Safari Books Online, a joint venture between technology book publishing giants O'Reilly and Pearson Technologies, has managed to succeed in the ebook market where so many others have failed. Rather than cutting a wide swath, the company focuses on targeting specific markets where users need quick access to accurate technology information.
Safari Books offers an individual subscription service for $14.99 or $19.99 per month (corporate and library subscriber prices vary) to access the full text of books from publishers such as O'Reilly, Que, Sams, Microsoft Press, New Riders, Peachpit, and other top names in the computer book industry. The system works like an electronic library. After conducting a search, subscribers can download and then view the entire book, with privileges to add a certain number of books each month and place them on an electronic bookshelf with the total number of downloads dependent upon the subscription level.
Safari Books does offer several products including its Safari Books Online for individuals; Desk Online, an electronic reference library that provides instant answers to desktop application questions for knowledge workers; Safari Business Books Online, an electronic reference library that provides quick reference about business topics for managers and business professionals; and Safari Enterprise Library, a combination of desktop, business, and technology books specially created for enterprises that purchase more than 500 seats.
Despite its breadth of service-level offerings and high-powered lineup of publishers, Rich Levin, editor-in-chief of Book Tech Magazine, takes a jaundiced view of the ability of the these types of online publishing ventures to succeed. "It is still very much a niche market, with an extremely small base, and it is questionable if it is ever going to achieve critical mass," Levin says. He also points out that Barnes & Noble stopped selling ebooks because they weren't making any money.
Yet Safari seems to be succeeding with ebooks because of their ability to identify specialized markets suited to ebook delivery. Safari has very much been the exception to the generally anemic ebook market and has carved out a stronghold of paying subscribers in the B2C, B2B, and academic library arena.
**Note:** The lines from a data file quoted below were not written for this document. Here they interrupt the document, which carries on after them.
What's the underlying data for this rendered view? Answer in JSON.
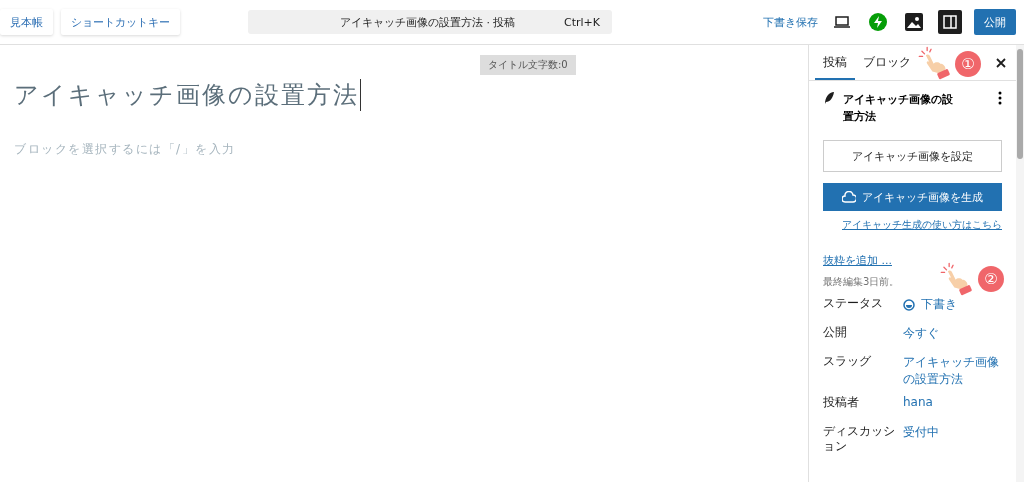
{
  "toolbar": {
    "left_buttons": [
      "見本帳",
      "ショートカットキー"
    ],
    "command": {
      "title": "アイキャッチ画像の設置方法 · 投稿",
      "shortcut": "Ctrl+K"
    },
    "save_draft": "下書き保存",
    "publish": "公開",
    "settings_open": true
  },
  "editor": {
    "title_count": "タイトル文字数:0",
    "title": "アイキャッチ画像の設置方法",
    "placeholder": "ブロックを選択するには「/」を入力"
  },
  "sidebar": {
    "tabs": [
      {
        "label": "投稿",
        "selected": true
      },
      {
        "label": "ブロック",
        "selected": false
      }
    ],
    "post_title": "アイキャッチ画像の設置方法",
    "set_featured": "アイキャッチ画像を設定",
    "generate": "アイキャッチ画像を生成",
    "help_link": "アイキャッチ生成の使い方はこちら",
    "excerpt_link": "抜粋を追加 ...",
    "last_edited": "最終編集3日前。",
    "fields": [
      {
        "label": "ステータス",
        "value": "下書き",
        "kind": "status"
      },
      {
        "label": "公開",
        "value": "今すぐ",
        "kind": "plain"
      },
      {
        "label": "スラッグ",
        "value": "アイキャッチ画像の設置方法",
        "kind": "plain"
      },
      {
        "label": "投稿者",
        "value": "hana",
        "kind": "plain"
      },
      {
        "label": "ディスカッション",
        "value": "受付中",
        "kind": "plain"
      }
    ]
  },
  "annotations": [
    {
      "number": "①"
    },
    {
      "number": "②"
    }
  ]
}
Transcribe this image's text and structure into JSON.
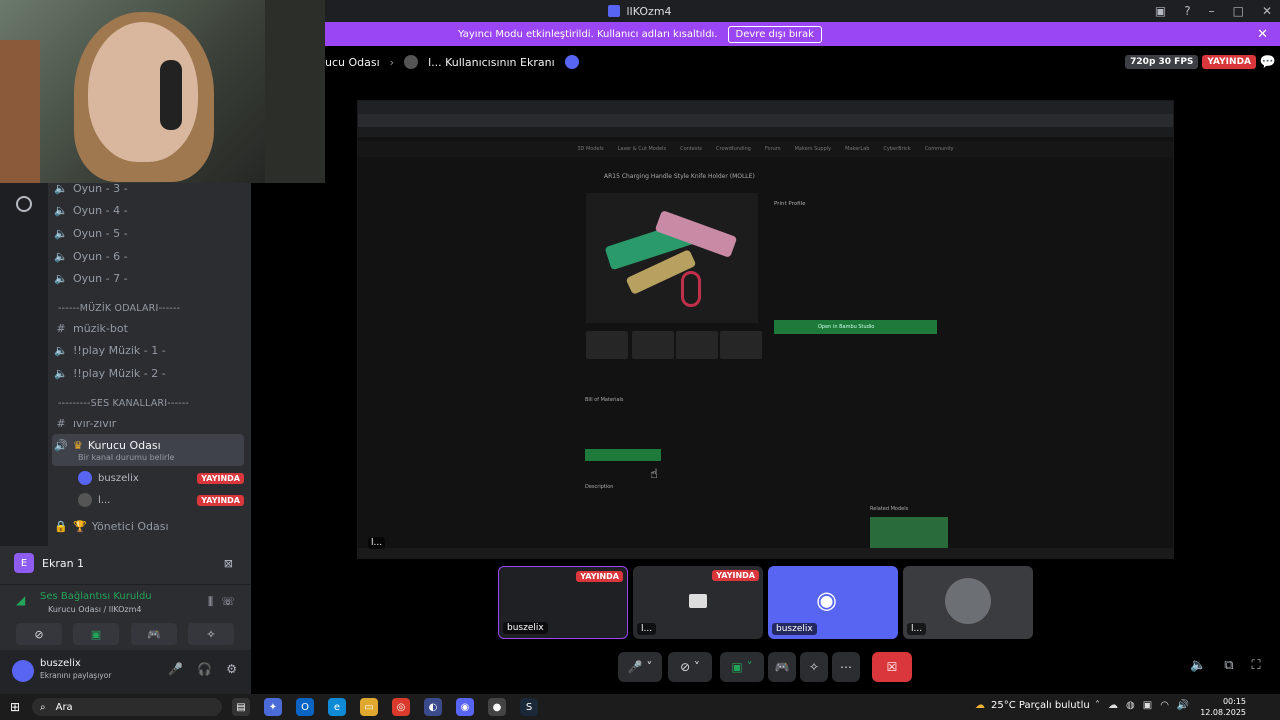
{
  "window": {
    "title": "lIKOzm4"
  },
  "banner": {
    "text": "Yayıncı Modu etkinleştirildi. Kullanıcı adları kısaltıldı.",
    "button": "Devre dışı bırak"
  },
  "sidebar": {
    "voice_channels_top": [
      "Oyun - 3 -",
      "Oyun - 4 -",
      "Oyun - 5 -",
      "Oyun - 6 -",
      "Oyun - 7 -"
    ],
    "music_category": "------MÜZİK ODALARI------",
    "music_channels": [
      {
        "name": "müzik-bot",
        "type": "text"
      },
      {
        "name": "!!play Müzik - 1 -",
        "type": "voice"
      },
      {
        "name": "!!play Müzik - 2 -",
        "type": "voice"
      }
    ],
    "voice_category": "---------SES KANALLARI------",
    "text_channel": "ıvır-zıvır",
    "active_channel": {
      "name": "Kurucu Odası",
      "status_hint": "Bir kanal durumu belirle"
    },
    "members": [
      {
        "name": "buszelix",
        "badge": "YAYINDA"
      },
      {
        "name": "l...",
        "badge": "YAYINDA"
      }
    ],
    "admin_channel": "Yönetici Odası"
  },
  "screen_panel": {
    "badge": "E",
    "label": "Ekran 1"
  },
  "voice_panel": {
    "title": "Ses Bağlantısı Kuruldu",
    "subtitle": "Kurucu Odası / lIKOzm4"
  },
  "user_panel": {
    "name": "buszelix",
    "status": "Ekranını paylaşıyor"
  },
  "stage": {
    "channel": "ucu Odası",
    "separator": "›",
    "stream_title": "l... Kullanıcısının Ekranı",
    "quality": "720p 30 FPS",
    "live": "YAYINDA",
    "stream_owner": "l..."
  },
  "stream_content": {
    "product_title": "AR15 Charging Handle Style Knife Holder (MOLLE)",
    "print_profile": "Print Profile",
    "open_button": "Open in Bambu Studio",
    "bom_title": "Bill of Materials",
    "description_title": "Description",
    "related": "Related Models",
    "nav": [
      "3D Models",
      "Laser & Cut Models",
      "Contests",
      "Crowdfunding",
      "Forum",
      "Makers Supply",
      "MakerLab",
      "CyberBrick",
      "Community"
    ]
  },
  "tiles": [
    {
      "label": "buszelix",
      "live": "YAYINDA",
      "color": "#1f2024"
    },
    {
      "label": "l...",
      "live": "YAYINDA",
      "color": "#2a2b2e"
    },
    {
      "label": "buszelix",
      "color": "#5865f2"
    },
    {
      "label": "l...",
      "color": "#3a3c40"
    }
  ],
  "taskbar": {
    "search_placeholder": "Ara",
    "weather": "25°C  Parçalı bulutlu",
    "time": "00:15",
    "date": "12.08.2025"
  },
  "colors": {
    "accent": "#5865f2",
    "streamer_banner": "#9b46f5",
    "live_red": "#da373c",
    "connected_green": "#23a559"
  }
}
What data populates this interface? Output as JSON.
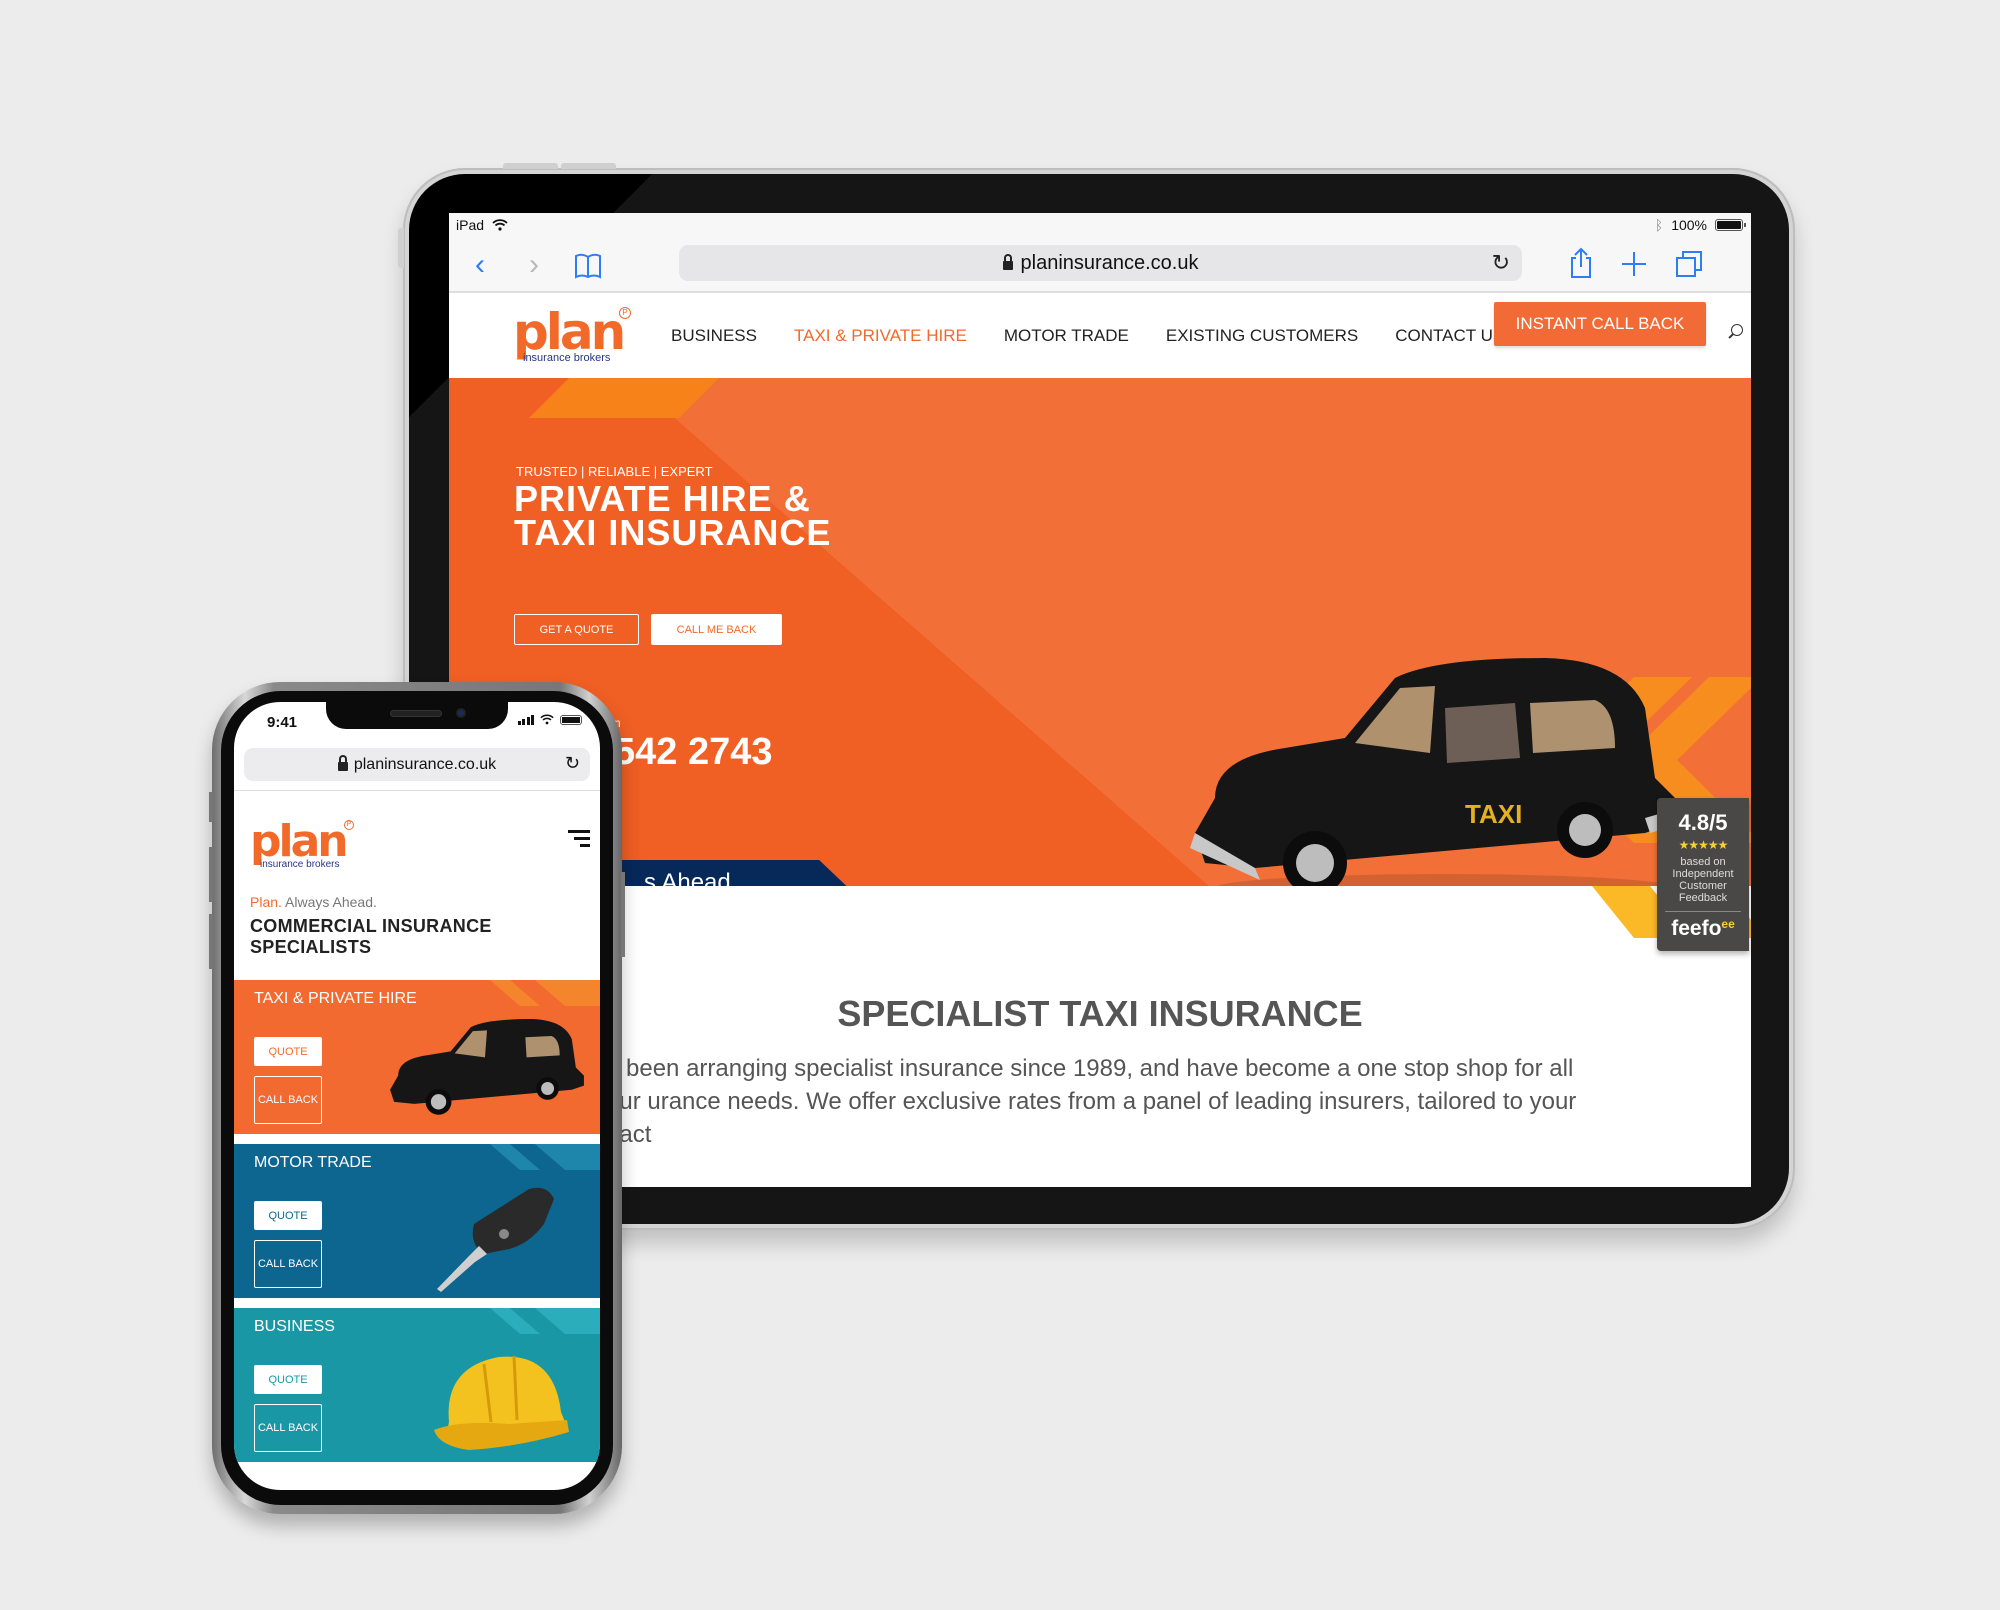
{
  "tablet": {
    "status_bar": {
      "device": "iPad",
      "battery": "100%",
      "battery_level": 1.0
    },
    "browser": {
      "url": "planinsurance.co.uk"
    },
    "site": {
      "logo": {
        "word": "plan",
        "sub": "insurance brokers",
        "reg": "P"
      },
      "nav": [
        {
          "label": "BUSINESS",
          "active": false
        },
        {
          "label": "TAXI & PRIVATE HIRE",
          "active": true
        },
        {
          "label": "MOTOR TRADE",
          "active": false
        },
        {
          "label": "EXISTING CUSTOMERS",
          "active": false
        },
        {
          "label": "CONTACT US",
          "active": false
        }
      ],
      "cta": "INSTANT CALL BACK",
      "hero": {
        "tagline": "TRUSTED | RELIABLE | EXPERT",
        "title_line1": "PRIVATE HIRE &",
        "title_line2": "TAXI INSURANCE",
        "quote_button": "GET A QUOTE",
        "callback_button": "CALL ME BACK",
        "call_label_fragment": "n",
        "phone_fragment": "542 2743",
        "banner_fragment": "s Ahead.",
        "taxi_sign": "TAXI"
      },
      "section": {
        "heading": "SPECIALIST TAXI INSURANCE",
        "body": "ve been arranging specialist insurance since 1989, and have become a one stop shop for all your urance needs. We offer exclusive rates from a panel of leading insurers, tailored to your exact"
      },
      "feefo": {
        "score": "4.8/5",
        "stars": "★★★★★",
        "line1": "based on",
        "line2": "Independent",
        "line3": "Customer",
        "line4": "Feedback",
        "brand": "feefo",
        "eyes": "ee"
      }
    }
  },
  "phone": {
    "status_bar": {
      "time": "9:41",
      "battery_level": 1.0
    },
    "browser": {
      "url": "planinsurance.co.uk"
    },
    "site": {
      "logo": {
        "word": "plan",
        "sub": "insurance brokers",
        "reg": "P"
      },
      "tagline_brand": "Plan.",
      "tagline_rest": " Always Ahead.",
      "title_line1": "COMMERCIAL INSURANCE",
      "title_line2": "SPECIALISTS",
      "cards": [
        {
          "label": "TAXI & PRIVATE HIRE",
          "quote": "QUOTE",
          "callback": "CALL BACK",
          "color": "#f26a2f",
          "accent": "#f26a2a",
          "art": "taxi"
        },
        {
          "label": "MOTOR TRADE",
          "quote": "QUOTE",
          "callback": "CALL BACK",
          "color": "#0d6690",
          "accent": "#0d6690",
          "art": "car-key"
        },
        {
          "label": "BUSINESS",
          "quote": "QUOTE",
          "callback": "CALL BACK",
          "color": "#1a97a4",
          "accent": "#1a97a4",
          "art": "hard-hat"
        }
      ]
    }
  },
  "colors": {
    "brand_orange": "#f26a2f",
    "navy": "#06295a",
    "accent_yellow": "#fbb827",
    "ios_blue": "#2f7df6"
  }
}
According to Sean Devine, the managing director of Safari Books Online, "The business has burgeoned into a highly profitable, multimillion dollar revenue stream for its publishers in less than three years."
Further, Safari sees themselves as more than an ebook publisher. "Safari's success can be partially attributed to the fact that Safari is not a traditional ebook offering, but a fully searchable ereference library. Users can go to one place to search across thousands of books simultaneously to pinpoint exactly the chapter, section, code fragment, or example they need," Devine says.
Book Tech's Levin, however, questions the usefulness of this type of service for programmers, in particular, when technical information is widely available on the Internet for free. "I'm not sure why anyone would pay to subscribe to this service," wonders Levin, "when the answer to any question a programmer has can be answered instantaneously in a user group."
Devine acknowledges the quantity of free information on the Internet but argues that his service offers subscribers more accurate information. "While free information on the Web is abundant, it is also unvetted and untested. Safari's books are converted directly from the print books which means they have automatically gone through the rigorous QA processes implemented by the publishers." Devine says, but Levin's not so sure saying that, "Technical books don't see lots of editing."
Regardless, Safari's numbers suggest that the venture has been very successful. Though as a private venture, these figures can't be independently confirmed, Safari boasts tens of thousands of individual subscribers in their B2C channel (such as O'Reilly and Pearson's InformIT). What's more, the number of individual subscribers doubled from 2002 to 2003, and they claim that subscribers are renewing at an impressive 93-95 percent rate. In addition, they have approximately 400 paid corporate accounts worldwide, ranging in size from small workgroups and departmental subscriptions to enterprise-wide contracts with as many as 40,000 unique users in an account. Finally, hundreds of thousands of students access Safari through contracts with 400 academic libraries worldwide.
Three years into this venture, Safari appears to be doing very well. "For years the marketplace has shown that they value content from leading publishers such as O'Reilly and Pearson," says Devine."Safari now provides readers with a new and interactive way of accessing that same high quality information."